**EXERCISE INSTRUCTIONS**
Send back every record word for word, with nothing missing.

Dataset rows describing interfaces

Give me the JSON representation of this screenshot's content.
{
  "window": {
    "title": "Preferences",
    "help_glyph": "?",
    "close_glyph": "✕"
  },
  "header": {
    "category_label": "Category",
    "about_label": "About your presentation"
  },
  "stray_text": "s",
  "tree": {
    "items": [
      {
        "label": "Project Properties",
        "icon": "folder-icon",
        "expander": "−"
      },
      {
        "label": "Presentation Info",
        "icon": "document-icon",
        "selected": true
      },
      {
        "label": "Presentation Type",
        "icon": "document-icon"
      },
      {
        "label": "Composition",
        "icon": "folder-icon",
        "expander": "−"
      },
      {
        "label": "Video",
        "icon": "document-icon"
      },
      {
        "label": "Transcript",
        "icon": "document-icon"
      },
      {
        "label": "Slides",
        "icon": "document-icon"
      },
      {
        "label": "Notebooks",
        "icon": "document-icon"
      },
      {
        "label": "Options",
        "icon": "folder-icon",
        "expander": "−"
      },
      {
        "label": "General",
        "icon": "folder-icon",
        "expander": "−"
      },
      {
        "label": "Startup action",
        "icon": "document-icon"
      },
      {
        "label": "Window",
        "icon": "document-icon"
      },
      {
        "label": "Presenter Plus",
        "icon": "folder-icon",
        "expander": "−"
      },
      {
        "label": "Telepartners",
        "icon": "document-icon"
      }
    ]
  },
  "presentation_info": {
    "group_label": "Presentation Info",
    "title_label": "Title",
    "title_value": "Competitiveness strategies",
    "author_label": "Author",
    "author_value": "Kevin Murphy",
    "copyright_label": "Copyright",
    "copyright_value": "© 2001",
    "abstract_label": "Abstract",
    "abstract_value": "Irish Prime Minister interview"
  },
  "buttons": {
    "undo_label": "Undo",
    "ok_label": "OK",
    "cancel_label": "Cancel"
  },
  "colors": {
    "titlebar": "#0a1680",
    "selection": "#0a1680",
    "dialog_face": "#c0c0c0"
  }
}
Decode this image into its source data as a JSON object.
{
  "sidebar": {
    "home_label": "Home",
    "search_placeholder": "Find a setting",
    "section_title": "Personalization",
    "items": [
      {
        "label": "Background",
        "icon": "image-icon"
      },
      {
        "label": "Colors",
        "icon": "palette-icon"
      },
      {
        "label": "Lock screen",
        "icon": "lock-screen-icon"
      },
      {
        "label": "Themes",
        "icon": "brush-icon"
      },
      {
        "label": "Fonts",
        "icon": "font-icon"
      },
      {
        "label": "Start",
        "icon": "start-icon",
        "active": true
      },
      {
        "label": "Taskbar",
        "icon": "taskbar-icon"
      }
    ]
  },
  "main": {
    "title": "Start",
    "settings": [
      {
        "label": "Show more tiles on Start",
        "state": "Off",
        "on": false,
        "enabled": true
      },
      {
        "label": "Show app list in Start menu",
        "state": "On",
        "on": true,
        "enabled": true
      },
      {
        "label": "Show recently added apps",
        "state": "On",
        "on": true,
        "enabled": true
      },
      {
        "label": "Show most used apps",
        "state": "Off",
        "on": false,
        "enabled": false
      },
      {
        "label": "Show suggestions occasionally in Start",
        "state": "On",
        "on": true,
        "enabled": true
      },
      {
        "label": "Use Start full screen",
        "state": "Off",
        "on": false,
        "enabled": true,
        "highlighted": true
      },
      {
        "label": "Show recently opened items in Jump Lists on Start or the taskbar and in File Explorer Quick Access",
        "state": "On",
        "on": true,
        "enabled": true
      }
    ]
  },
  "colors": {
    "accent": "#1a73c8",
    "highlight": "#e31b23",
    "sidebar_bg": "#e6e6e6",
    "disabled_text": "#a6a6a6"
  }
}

**RESPONSE BELOW**
Give me the JSON representation of this screenshot's content.
{
  "window": {
    "title": "Preferences",
    "help_glyph": "?",
    "close_glyph": "✕"
  },
  "header": {
    "category_label": "Category",
    "about_label": "About your presentation"
  },
  "stray_text": "s",
  "tree": {
    "items": [
      {
        "label": "Project Properties",
        "icon": "folder-icon",
        "expander": "−"
      },
      {
        "label": "Presentation Info",
        "icon": "document-icon",
        "selected": true
      },
      {
        "label": "Presentation Type",
        "icon": "document-icon"
      },
      {
        "label": "Composition",
        "icon": "folder-icon",
        "expander": "−"
      },
      {
        "label": "Video",
        "icon": "document-icon"
      },
      {
        "label": "Transcript",
        "icon": "document-icon"
      },
      {
        "label": "Slides",
        "icon": "document-icon"
      },
      {
        "label": "Notebooks",
        "icon": "document-icon"
      },
      {
        "label": "Options",
        "icon": "folder-icon",
        "expander": "−"
      },
      {
        "label": "General",
        "icon": "folder-icon",
        "expander": "−"
      },
      {
        "label": "Startup action",
        "icon": "document-icon"
      },
      {
        "label": "Window",
        "icon": "document-icon"
      },
      {
        "label": "Presenter Plus",
        "icon": "folder-icon",
        "expander": "−"
      },
      {
        "label": "Telepartners",
        "icon": "document-icon"
      }
    ]
  },
  "presentation_info": {
    "group_label": "Presentation Info",
    "title_label": "Title",
    "title_value": "Competitiveness strategies",
    "author_label": "Author",
    "author_value": "Kevin Murphy",
    "copyright_label": "Copyright",
    "copyright_value": "© 2001",
    "abstract_label": "Abstract",
    "abstract_value": "Irish Prime Minister interview"
  },
  "buttons": {
    "undo_label": "Undo",
    "ok_label": "OK",
    "cancel_label": "Cancel"
  },
  "colors": {
    "titlebar": "#0a1680",
    "selection": "#0a1680",
    "dialog_face": "#c0c0c0"
  }
}
Decode this image into its source data as a JSON object.
{
  "sidebar": {
    "home_label": "Home",
    "search_placeholder": "Find a setting",
    "section_title": "Personalization",
    "items": [
      {
        "label": "Background",
        "icon": "image-icon"
      },
      {
        "label": "Colors",
        "icon": "palette-icon"
      },
      {
        "label": "Lock screen",
        "icon": "lock-screen-icon"
      },
      {
        "label": "Themes",
        "icon": "brush-icon"
      },
      {
        "label": "Fonts",
        "icon": "font-icon"
      },
      {
        "label": "Start",
        "icon": "start-icon",
        "active": true
      },
      {
        "label": "Taskbar",
        "icon": "taskbar-icon"
      }
    ]
  },
  "main": {
    "title": "Start",
    "settings": [
      {
        "label": "Show more tiles on Start",
        "state": "Off",
        "on": false,
        "enabled": true
      },
      {
        "label": "Show app list in Start menu",
        "state": "On",
        "on": true,
        "enabled": true
      },
      {
        "label": "Show recently added apps",
        "state": "On",
        "on": true,
        "enabled": true
      },
      {
        "label": "Show most used apps",
        "state": "Off",
        "on": false,
        "enabled": false
      },
      {
        "label": "Show suggestions occasionally in Start",
        "state": "On",
        "on": true,
        "enabled": true
      },
      {
        "label": "Use Start full screen",
        "state": "Off",
        "on": false,
        "enabled": true,
        "highlighted": true
      },
      {
        "label": "Show recently opened items in Jump Lists on Start or the taskbar and in File Explorer Quick Access",
        "state": "On",
        "on": true,
        "enabled": true
      }
    ]
  },
  "colors": {
    "accent": "#1a73c8",
    "highlight": "#e31b23",
    "sidebar_bg": "#e6e6e6",
    "disabled_text": "#a6a6a6"
  }
}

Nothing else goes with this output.